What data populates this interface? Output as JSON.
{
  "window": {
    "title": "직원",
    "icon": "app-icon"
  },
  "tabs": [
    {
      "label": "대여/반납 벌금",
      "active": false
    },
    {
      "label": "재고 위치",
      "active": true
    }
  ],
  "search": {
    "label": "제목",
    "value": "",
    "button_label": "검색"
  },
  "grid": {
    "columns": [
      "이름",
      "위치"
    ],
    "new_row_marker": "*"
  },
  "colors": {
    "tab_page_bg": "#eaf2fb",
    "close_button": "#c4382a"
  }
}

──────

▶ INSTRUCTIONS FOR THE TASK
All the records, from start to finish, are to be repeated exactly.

▶ TASK OUTPUT
What data populates this interface? Output as JSON.
{
  "window": {
    "title": "직원",
    "icon": "app-icon"
  },
  "tabs": [
    {
      "label": "대여/반납 벌금",
      "active": false
    },
    {
      "label": "재고 위치",
      "active": true
    }
  ],
  "search": {
    "label": "제목",
    "value": "",
    "button_label": "검색"
  },
  "grid": {
    "columns": [
      "이름",
      "위치"
    ],
    "new_row_marker": "*"
  },
  "colors": {
    "tab_page_bg": "#eaf2fb",
    "close_button": "#c4382a"
  }
}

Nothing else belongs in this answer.